**Exercise instructions:**
Check every line of the data for the string "value" and copy the ones that have it.

**Extracted information:**
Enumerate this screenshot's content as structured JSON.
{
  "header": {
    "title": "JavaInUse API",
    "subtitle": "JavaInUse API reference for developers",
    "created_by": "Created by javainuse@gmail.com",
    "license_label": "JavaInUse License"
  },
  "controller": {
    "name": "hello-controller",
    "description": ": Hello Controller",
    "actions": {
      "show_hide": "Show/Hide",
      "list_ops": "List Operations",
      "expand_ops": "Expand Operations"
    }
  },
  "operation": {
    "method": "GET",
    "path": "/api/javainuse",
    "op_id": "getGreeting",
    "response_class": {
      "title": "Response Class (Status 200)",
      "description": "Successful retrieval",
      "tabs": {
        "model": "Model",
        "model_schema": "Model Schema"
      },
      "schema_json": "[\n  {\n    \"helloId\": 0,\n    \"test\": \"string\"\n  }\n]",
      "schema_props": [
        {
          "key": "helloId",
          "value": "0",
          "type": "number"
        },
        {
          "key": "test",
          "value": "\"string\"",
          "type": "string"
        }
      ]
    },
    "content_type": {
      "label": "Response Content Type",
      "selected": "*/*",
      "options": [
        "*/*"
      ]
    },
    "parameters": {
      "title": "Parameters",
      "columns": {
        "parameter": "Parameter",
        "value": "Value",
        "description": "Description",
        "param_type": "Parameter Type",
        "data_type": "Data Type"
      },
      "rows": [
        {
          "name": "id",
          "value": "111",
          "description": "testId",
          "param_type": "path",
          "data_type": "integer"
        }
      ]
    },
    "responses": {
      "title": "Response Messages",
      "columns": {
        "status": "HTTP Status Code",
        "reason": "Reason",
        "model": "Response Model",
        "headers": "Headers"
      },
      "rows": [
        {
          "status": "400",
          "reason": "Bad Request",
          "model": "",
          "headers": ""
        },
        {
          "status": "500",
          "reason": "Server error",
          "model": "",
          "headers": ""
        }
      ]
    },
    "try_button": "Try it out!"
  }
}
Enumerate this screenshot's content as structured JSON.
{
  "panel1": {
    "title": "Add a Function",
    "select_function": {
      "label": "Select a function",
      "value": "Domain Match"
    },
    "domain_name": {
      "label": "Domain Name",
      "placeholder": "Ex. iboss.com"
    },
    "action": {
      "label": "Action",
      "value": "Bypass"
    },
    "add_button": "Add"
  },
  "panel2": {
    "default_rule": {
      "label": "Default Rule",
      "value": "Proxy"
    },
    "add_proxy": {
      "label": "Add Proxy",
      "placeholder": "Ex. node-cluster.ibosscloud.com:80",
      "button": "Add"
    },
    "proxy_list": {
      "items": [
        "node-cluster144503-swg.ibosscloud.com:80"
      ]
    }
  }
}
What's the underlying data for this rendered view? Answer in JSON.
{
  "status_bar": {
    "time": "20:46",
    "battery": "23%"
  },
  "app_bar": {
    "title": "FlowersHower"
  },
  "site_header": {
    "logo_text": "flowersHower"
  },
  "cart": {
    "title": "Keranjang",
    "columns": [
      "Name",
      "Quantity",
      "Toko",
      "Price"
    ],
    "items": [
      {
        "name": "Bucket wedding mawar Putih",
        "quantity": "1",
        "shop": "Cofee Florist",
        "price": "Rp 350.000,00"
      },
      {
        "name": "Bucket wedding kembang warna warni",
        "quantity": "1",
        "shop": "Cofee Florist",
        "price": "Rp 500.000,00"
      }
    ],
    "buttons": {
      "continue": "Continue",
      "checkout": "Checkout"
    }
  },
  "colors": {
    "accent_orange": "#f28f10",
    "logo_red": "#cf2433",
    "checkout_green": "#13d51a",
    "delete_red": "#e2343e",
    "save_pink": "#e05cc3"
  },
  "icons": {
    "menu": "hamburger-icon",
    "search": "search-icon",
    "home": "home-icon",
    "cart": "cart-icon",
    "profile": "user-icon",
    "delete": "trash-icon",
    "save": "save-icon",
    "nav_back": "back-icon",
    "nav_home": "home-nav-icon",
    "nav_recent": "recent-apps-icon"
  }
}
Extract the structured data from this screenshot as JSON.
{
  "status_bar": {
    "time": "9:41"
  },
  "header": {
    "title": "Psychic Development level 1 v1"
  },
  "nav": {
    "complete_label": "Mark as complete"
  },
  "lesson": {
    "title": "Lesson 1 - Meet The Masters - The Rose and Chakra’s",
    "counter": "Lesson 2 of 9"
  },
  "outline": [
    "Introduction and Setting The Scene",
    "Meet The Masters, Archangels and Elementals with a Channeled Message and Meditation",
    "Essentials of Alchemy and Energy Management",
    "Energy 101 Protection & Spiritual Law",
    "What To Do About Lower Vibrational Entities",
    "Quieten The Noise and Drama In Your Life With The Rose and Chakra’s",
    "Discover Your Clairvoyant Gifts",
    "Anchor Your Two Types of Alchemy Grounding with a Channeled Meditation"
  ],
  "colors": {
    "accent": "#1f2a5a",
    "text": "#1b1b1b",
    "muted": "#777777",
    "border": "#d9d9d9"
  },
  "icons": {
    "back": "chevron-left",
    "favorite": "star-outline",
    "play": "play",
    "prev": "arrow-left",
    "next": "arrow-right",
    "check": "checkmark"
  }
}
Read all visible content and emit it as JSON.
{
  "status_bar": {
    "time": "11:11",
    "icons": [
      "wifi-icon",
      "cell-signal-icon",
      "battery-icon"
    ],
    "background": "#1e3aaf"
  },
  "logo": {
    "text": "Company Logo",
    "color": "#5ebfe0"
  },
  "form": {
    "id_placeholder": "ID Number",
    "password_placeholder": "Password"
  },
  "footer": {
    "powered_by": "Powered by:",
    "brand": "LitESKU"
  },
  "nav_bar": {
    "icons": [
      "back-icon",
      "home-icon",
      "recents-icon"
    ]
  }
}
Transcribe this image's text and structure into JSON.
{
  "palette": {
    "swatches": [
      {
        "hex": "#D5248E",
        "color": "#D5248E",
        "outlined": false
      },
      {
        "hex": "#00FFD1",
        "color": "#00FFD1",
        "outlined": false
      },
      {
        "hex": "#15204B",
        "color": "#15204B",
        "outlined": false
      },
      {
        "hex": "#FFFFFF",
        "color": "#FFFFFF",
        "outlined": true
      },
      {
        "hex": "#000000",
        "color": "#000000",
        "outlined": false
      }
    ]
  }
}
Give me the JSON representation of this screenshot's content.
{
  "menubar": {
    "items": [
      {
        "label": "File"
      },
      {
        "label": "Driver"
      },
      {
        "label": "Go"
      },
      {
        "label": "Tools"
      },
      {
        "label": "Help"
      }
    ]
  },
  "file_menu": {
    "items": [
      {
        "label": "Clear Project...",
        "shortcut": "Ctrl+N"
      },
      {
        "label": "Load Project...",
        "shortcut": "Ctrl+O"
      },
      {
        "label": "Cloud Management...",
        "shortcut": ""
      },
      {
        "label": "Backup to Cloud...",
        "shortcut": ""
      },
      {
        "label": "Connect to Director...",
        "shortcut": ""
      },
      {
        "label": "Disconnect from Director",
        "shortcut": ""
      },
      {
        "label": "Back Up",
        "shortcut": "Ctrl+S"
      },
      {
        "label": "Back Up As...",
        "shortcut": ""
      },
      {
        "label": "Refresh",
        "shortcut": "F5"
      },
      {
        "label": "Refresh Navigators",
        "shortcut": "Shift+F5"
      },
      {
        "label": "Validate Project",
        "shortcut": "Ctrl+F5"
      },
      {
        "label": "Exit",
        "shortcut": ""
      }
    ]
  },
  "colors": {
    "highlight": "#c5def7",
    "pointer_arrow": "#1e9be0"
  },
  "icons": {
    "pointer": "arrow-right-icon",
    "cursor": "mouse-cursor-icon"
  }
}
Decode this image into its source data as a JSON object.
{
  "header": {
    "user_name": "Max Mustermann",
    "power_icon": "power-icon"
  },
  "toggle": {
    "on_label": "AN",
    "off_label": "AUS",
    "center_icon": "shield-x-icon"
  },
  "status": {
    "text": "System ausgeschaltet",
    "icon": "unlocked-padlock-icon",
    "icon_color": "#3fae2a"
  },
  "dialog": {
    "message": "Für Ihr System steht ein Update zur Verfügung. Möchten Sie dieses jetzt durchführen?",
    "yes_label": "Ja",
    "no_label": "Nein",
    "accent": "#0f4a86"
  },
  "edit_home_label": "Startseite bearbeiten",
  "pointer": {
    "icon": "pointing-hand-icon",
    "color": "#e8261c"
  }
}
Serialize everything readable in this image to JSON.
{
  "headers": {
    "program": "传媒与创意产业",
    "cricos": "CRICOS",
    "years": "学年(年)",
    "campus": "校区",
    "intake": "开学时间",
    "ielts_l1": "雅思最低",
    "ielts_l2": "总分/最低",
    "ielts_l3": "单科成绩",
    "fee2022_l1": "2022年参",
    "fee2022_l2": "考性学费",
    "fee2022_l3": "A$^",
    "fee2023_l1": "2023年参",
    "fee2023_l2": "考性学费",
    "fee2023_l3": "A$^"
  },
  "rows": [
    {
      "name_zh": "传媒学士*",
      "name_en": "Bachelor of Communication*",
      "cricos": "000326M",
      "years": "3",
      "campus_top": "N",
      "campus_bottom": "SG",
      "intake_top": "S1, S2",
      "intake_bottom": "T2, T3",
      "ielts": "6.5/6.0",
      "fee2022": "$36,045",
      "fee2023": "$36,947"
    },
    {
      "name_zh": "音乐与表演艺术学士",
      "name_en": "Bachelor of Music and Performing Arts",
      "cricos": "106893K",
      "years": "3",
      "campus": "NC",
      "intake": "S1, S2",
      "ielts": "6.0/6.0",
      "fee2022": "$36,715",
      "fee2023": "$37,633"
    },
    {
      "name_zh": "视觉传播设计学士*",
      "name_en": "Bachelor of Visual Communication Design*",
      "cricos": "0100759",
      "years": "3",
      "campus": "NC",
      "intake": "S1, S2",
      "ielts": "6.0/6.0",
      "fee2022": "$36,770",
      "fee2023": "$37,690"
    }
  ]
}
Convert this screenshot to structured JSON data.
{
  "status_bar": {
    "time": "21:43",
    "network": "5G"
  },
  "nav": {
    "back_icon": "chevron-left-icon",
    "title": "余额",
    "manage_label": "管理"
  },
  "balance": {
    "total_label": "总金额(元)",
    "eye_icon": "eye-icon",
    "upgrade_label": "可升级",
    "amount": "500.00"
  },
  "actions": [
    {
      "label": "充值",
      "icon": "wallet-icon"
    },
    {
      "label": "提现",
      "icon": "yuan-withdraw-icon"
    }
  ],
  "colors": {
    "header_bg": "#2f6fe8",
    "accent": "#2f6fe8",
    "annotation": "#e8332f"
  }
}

**Exercise answer:**
          "value": "0",
          "value": "\"string\"",
        "value": "Value",
          "value": "111",
      "value": "Domain Match"
      "value": "Bypass"
      "value": "Proxy"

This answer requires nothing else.